# Work to be completed
Produce the records again in full, exactly as shown below.
===== Material for this exercise
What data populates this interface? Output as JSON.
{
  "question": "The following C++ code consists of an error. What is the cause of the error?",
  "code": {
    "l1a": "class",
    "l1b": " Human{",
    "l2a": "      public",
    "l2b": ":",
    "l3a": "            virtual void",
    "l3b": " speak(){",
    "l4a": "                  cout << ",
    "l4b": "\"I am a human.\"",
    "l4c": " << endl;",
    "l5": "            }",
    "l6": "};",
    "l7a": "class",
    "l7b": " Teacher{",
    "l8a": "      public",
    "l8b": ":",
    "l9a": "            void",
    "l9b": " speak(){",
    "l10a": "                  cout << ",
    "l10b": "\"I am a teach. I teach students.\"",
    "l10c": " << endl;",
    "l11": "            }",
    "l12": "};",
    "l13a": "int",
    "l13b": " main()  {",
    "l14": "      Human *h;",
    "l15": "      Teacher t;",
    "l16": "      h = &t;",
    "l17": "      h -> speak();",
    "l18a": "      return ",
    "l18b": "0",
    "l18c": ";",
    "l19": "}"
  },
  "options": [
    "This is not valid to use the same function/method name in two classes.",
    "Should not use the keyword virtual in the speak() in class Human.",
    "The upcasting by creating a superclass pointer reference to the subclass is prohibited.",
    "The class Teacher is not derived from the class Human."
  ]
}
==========
# Response box
What data populates this interface? Output as JSON.
{
  "question": "The following C++ code consists of an error. What is the cause of the error?",
  "code": {
    "l1a": "class",
    "l1b": " Human{",
    "l2a": "      public",
    "l2b": ":",
    "l3a": "            virtual void",
    "l3b": " speak(){",
    "l4a": "                  cout << ",
    "l4b": "\"I am a human.\"",
    "l4c": " << endl;",
    "l5": "            }",
    "l6": "};",
    "l7a": "class",
    "l7b": " Teacher{",
    "l8a": "      public",
    "l8b": ":",
    "l9a": "            void",
    "l9b": " speak(){",
    "l10a": "                  cout << ",
    "l10b": "\"I am a teach. I teach students.\"",
    "l10c": " << endl;",
    "l11": "            }",
    "l12": "};",
    "l13a": "int",
    "l13b": " main()  {",
    "l14": "      Human *h;",
    "l15": "      Teacher t;",
    "l16": "      h = &t;",
    "l17": "      h -> speak();",
    "l18a": "      return ",
    "l18b": "0",
    "l18c": ";",
    "l19": "}"
  },
  "options": [
    "This is not valid to use the same function/method name in two classes.",
    "Should not use the keyword virtual in the speak() in class Human.",
    "The upcasting by creating a superclass pointer reference to the subclass is prohibited.",
    "The class Teacher is not derived from the class Human."
  ]
}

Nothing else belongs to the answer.